  • What are we good at?
  • What are we uniquely good at?
  • Which of our unique capabilities is sustainable?
  • How do our unique strengths align with the customer’s goals and priorities?

2. Opportunity Tracking

When tracking opportunities in Salesforce.com or other Customer Relationship Management (CRM) platforms, sales reps will traditionally identify progress by noting what they have done with the customer. For example, Jim might write that he has “met with the decision makers” or “created a version 1 business case.”

The Challenger Customer suggests that instead, managers should encourage reps to track opportunities based on the customer’s reactions to various deliverables. For example, if Jim approaches tracking from this perspective, he would write that “Decision Maker A agreed to complete the information form,” or “Decision Maker B agreed to take the business case to management.”

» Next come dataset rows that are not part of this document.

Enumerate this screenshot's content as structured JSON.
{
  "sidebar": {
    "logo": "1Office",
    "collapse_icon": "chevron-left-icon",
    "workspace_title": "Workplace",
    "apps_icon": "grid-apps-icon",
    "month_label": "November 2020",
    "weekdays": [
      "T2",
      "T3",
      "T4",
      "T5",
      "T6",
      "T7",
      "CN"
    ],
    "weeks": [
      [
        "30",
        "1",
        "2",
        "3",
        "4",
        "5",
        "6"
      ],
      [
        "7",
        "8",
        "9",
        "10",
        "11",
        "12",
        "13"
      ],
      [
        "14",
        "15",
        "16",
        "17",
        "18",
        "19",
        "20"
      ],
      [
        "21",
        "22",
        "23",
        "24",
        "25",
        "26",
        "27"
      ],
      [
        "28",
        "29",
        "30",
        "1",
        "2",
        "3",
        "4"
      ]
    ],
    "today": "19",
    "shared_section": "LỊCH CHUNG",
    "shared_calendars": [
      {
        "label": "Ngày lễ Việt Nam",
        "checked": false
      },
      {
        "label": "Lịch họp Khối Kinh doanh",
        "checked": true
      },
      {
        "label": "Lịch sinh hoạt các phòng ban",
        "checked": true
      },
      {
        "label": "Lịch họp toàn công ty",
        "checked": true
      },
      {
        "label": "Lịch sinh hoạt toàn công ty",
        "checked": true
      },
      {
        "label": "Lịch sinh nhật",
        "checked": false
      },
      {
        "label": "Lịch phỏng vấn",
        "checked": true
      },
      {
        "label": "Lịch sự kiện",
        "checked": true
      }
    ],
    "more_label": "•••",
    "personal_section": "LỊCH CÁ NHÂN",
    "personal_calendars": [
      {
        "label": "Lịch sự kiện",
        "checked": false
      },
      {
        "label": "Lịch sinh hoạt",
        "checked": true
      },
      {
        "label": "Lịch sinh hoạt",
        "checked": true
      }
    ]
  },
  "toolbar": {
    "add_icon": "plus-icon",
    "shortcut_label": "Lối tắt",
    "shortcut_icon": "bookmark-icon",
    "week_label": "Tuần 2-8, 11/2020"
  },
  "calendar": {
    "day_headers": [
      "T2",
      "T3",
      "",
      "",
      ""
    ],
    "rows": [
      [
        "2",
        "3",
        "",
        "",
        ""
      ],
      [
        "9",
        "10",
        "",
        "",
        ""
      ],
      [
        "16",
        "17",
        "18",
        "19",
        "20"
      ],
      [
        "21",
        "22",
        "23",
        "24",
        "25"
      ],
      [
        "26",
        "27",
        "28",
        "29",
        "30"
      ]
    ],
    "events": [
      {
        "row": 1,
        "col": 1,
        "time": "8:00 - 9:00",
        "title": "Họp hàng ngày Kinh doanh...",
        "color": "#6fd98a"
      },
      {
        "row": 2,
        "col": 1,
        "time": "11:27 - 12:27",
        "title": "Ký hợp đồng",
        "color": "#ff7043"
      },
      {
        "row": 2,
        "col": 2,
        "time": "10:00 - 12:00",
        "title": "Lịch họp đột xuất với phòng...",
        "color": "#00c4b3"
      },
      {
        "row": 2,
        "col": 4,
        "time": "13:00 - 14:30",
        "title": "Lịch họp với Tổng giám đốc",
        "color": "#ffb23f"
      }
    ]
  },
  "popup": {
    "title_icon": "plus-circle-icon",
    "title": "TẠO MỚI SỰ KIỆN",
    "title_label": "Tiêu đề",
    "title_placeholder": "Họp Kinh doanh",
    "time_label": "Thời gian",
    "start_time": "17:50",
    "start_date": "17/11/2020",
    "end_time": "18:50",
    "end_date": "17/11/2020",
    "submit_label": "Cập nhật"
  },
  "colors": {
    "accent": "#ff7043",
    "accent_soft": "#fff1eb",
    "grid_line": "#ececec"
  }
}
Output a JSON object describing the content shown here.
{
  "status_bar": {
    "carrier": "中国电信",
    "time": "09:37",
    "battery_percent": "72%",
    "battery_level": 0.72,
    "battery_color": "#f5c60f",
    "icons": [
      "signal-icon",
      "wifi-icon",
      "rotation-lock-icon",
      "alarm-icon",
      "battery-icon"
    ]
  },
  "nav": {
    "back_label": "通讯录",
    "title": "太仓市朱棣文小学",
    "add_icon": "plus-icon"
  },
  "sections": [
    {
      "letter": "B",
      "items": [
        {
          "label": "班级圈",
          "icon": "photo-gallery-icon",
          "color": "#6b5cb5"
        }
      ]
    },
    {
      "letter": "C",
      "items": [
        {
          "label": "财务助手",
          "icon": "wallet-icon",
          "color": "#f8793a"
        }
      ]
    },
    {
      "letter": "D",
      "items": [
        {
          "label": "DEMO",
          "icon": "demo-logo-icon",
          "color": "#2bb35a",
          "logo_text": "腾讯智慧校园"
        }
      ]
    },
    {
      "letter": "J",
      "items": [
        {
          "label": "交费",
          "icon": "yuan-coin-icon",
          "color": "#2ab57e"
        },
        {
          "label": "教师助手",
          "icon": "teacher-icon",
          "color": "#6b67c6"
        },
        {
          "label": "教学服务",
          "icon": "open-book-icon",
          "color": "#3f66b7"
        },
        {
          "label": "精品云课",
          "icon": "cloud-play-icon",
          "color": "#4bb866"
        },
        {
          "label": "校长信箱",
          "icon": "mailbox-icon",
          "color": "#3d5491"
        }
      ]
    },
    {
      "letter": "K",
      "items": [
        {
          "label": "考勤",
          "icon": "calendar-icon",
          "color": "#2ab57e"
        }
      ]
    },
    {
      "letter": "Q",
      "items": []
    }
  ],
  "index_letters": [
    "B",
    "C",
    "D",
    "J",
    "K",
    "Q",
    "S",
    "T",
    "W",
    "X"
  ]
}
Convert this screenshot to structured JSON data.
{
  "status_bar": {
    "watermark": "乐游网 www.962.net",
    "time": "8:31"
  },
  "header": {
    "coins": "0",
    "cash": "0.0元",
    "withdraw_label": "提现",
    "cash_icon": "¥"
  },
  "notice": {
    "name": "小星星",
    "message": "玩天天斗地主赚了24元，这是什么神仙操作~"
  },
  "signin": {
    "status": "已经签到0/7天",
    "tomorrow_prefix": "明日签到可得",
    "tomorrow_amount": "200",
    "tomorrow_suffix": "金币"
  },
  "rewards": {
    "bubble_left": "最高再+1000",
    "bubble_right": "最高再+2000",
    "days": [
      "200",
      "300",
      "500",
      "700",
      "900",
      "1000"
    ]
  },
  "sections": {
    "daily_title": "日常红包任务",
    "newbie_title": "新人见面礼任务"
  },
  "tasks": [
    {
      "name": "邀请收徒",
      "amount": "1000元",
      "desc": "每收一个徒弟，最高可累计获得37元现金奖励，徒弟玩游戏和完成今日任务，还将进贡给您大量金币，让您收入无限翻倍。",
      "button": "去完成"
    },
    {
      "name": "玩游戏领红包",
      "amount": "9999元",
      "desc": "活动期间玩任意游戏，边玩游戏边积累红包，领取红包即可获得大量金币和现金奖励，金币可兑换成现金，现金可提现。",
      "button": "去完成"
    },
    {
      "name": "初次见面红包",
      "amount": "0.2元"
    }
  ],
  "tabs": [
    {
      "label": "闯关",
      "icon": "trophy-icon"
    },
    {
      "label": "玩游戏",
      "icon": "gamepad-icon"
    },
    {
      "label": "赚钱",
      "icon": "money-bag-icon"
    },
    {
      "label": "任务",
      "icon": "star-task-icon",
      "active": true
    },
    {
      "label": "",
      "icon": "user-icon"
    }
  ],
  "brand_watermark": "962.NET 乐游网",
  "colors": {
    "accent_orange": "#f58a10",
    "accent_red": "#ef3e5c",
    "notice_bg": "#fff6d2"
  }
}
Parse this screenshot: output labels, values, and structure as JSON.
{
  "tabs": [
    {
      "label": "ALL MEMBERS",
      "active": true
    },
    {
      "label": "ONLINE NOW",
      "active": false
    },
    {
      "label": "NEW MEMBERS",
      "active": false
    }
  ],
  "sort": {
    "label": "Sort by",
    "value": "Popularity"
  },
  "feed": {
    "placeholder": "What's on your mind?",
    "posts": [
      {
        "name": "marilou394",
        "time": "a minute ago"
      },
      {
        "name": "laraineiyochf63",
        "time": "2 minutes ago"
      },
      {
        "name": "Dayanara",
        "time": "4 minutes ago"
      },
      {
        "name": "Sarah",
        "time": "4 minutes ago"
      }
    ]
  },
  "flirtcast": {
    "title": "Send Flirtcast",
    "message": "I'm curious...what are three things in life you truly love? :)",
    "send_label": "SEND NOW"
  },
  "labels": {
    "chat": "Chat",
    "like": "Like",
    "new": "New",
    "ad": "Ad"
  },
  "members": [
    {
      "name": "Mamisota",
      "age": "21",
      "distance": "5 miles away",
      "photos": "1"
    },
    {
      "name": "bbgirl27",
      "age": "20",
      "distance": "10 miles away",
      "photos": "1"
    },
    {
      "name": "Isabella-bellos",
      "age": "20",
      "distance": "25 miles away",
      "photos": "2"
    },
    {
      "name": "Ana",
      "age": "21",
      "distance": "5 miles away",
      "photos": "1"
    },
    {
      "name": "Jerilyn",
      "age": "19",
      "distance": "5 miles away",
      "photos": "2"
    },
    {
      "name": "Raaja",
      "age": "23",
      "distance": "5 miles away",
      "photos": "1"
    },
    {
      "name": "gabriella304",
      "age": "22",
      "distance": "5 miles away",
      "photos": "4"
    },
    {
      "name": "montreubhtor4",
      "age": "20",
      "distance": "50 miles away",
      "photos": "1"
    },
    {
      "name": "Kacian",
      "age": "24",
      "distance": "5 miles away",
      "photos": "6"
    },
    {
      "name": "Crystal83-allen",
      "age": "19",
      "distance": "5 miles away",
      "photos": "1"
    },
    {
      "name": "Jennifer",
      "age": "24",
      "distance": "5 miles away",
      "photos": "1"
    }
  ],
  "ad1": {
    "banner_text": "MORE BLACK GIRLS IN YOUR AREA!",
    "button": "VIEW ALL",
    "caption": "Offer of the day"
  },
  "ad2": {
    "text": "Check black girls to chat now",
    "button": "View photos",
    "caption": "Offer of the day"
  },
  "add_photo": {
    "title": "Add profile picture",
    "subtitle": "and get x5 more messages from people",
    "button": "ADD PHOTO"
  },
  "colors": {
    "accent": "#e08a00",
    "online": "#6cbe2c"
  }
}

By tracking opportunities this way, it is easier to assess the true progress of a deal because each notation is outcome-focused and customer-centric. Progress is determined by the action of the customer, not the rep.

3. Team Culture

Not only should opportunities be tracked with a focus on the customer’s action, but team culture should also reflect this mindset. One way that team culture may reflect this outcome-focused drive could be in how managers ask questions of their sales reps. For example, instead of asking a sales rep “how big is the deal and when is it going to close” if they talked to Customer A this week, ask specifically about what Customer A has done as a result of the interaction with the sales rep.

A slight mindset shift has the power to affect the way the sales organization operates, especially in relation to how the organization defines success. Progress is defined by the forward motion of the customer, not the rep.

The authors write that “by encouraging sellers to focus on the ends (the customer-verified outcomes that happen throughout the sale), not the means (the sales activities), sellers are better able to do what they need to do, naturally within ethical and moral boundaries, to help customers progress through the deal. In this way, sales managers and their sellers can exercise creativity without penalty” (The Challenger Customer, page 248).

By adopting these practices, sales managers will reap the benefits of the challenger sale model.